Opportunity cards are specifically for the use of the POW’s. Likewise with Security Cards, which are specifically for the Security Officer. To collect a Security or Opportunity card a POW or the Security Officer must roll either a 3, 7 or 11. They are then allowed to take a card from the top of the deck before they continue with their turn. Opportunity Cards can be used as soon as they’ve been collected, or they can be held for later. However, each POW or Security Officer can only hold three at any one time. POW’s have an advantage over the Security Officer here, as, if playing with more than two players, they can choose to either discard one of their Opportunity Cards or they can pass it over to another POW. The Security Officer must discard a card if he/she has collected more than three.
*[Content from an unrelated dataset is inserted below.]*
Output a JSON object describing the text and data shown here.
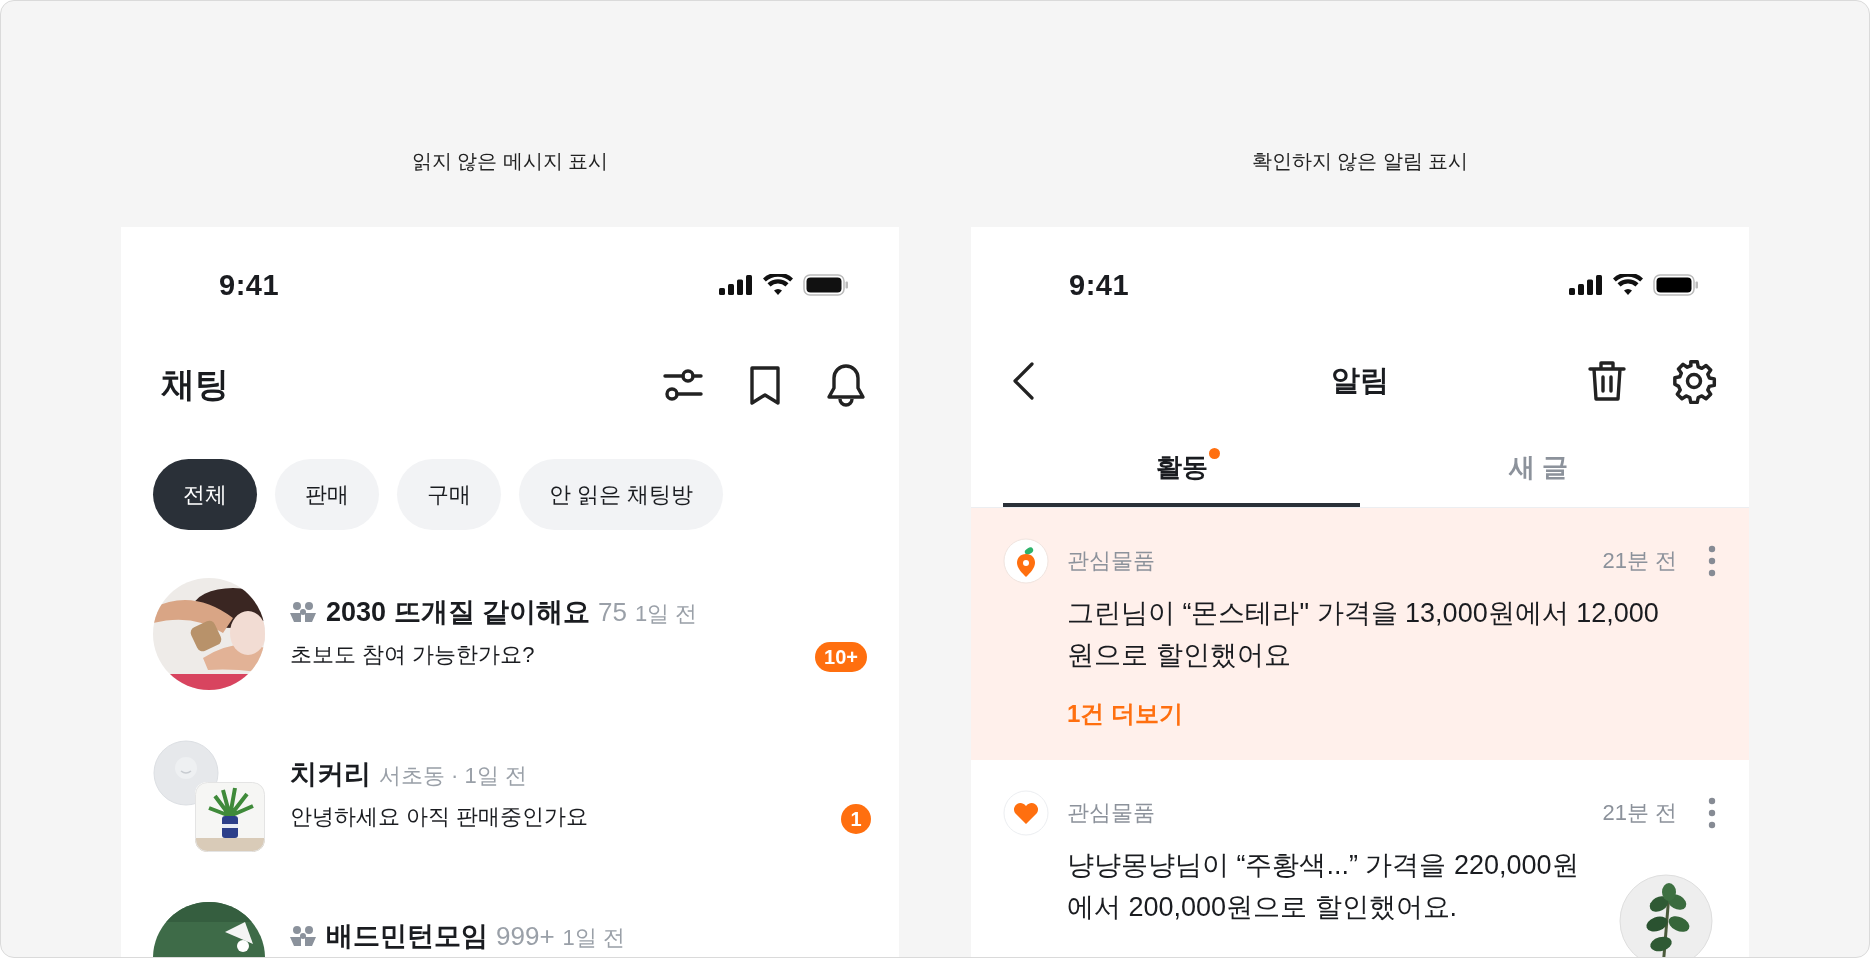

Opportunity Cards and Security Cards are incredibly useful, an Opportunity Card might provide a POW with a piece of equipment, or allow them to hide from the Security Officer at some point, it may even allow them access to a tunnel, which will aid their escape attempt. For the Security Officer, Security Cards are a little different, they may allow you to search a room (the SO cannot enter any of the rooms in the castle without the relevant card giving them permission to search it, meaning that POW’s are generally safe whilst in the rooms), or call Appel, which recalls every players pieces to their starting position, and other similar things.

Do or Die:

A Do or Die card is dealt to every Escape Officer at the beginning of the game, these are not read and are kept face down until they are used. Once an EO has decided to use their Do or Die card, they then turn it over and read it. It will tell them how many rolls of the dice they have to try and get one of their prisoners out of Colditz. The prisoner starts from anywhere inside the grey area of the board (the inner courtyard) and must reach one of the safe targets outside of the castle walls within the number of throws specified. The prisoner must leave through the main gate and pass and key points no longer effect them. If the prisoner does not manage to escape, they are “dead” and their whole team is removed from the board and from play.

There are even more rules to this game than i’ve mentioned in my brief (haha) overview here, however, you can gather the general outline of the game. It’s quite strategic, and definitely a challenging game for anyone! We thoroughly recommend it for hours of fun, we played the other evening and had a very silly argument, that anyone who has either of us on facebook may well have seen, about whether or not I, playing as the SO could continue to shoot one of his escaping prisoners if he was playing  a diversion card (one of the Opportunity Cards). I said no, therefore I won. He said yes, which would mean he had won.

Our unresolved ending.
Our unresolved ending.

This argument has no resolution so far.

All the information presented to you here came either from our experiences of playing the game, or from the rule book itself, if you’re interested, go find a copy!